* [Task description]: Write out each line from the data below that includes the word "this".

━━━━━ The records

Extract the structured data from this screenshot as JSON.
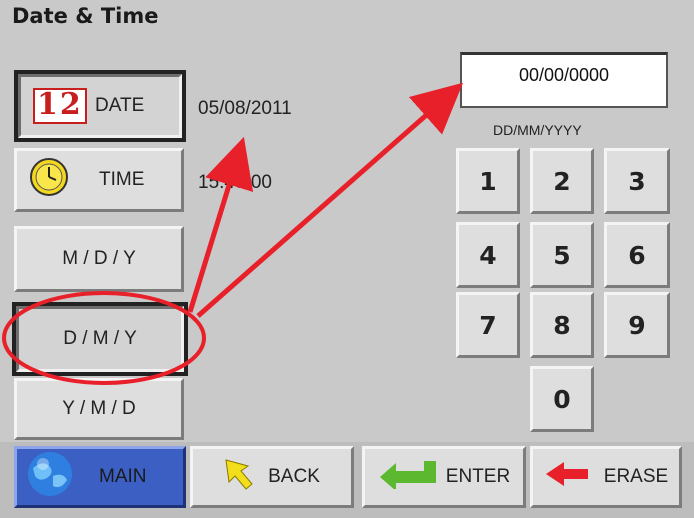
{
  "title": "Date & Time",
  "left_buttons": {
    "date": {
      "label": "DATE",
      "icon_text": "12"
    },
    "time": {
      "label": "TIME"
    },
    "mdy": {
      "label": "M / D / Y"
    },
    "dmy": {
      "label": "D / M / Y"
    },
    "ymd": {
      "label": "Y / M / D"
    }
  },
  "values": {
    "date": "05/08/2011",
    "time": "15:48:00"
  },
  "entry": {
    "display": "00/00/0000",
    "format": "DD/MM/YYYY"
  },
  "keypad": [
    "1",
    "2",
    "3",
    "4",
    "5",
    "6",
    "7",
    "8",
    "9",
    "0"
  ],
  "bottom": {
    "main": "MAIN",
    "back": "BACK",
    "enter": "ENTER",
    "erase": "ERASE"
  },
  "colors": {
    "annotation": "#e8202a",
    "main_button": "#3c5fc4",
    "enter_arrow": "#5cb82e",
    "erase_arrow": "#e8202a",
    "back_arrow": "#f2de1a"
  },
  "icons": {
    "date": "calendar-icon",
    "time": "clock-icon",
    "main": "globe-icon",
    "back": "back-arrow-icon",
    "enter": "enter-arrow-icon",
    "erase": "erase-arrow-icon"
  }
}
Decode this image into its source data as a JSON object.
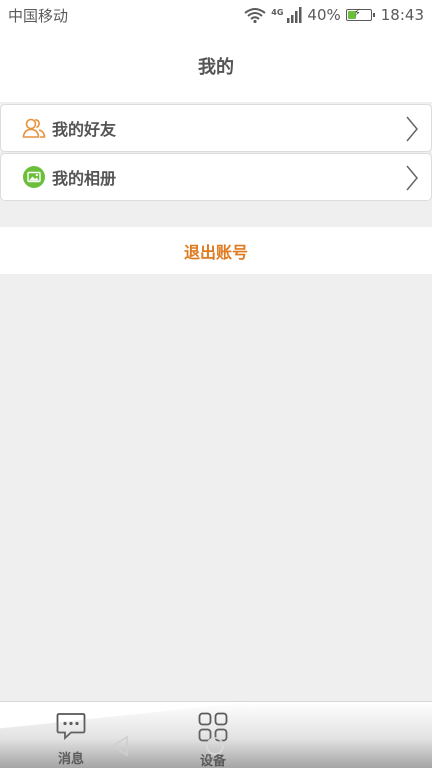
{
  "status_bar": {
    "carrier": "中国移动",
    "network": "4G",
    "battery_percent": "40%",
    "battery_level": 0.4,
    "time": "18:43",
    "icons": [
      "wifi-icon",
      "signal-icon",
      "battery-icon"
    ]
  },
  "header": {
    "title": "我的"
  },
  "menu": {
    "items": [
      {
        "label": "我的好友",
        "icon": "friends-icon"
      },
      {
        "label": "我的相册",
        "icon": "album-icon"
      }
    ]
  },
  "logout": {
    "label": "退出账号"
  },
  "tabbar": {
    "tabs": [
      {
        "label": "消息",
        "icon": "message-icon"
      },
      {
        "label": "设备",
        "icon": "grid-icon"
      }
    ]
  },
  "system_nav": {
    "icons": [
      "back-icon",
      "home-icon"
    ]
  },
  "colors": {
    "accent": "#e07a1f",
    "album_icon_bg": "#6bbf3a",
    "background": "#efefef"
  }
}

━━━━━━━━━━

* [Written solution]:
Extract the structured data from this screenshot as JSON.
Decode this image into its source data as a JSON object.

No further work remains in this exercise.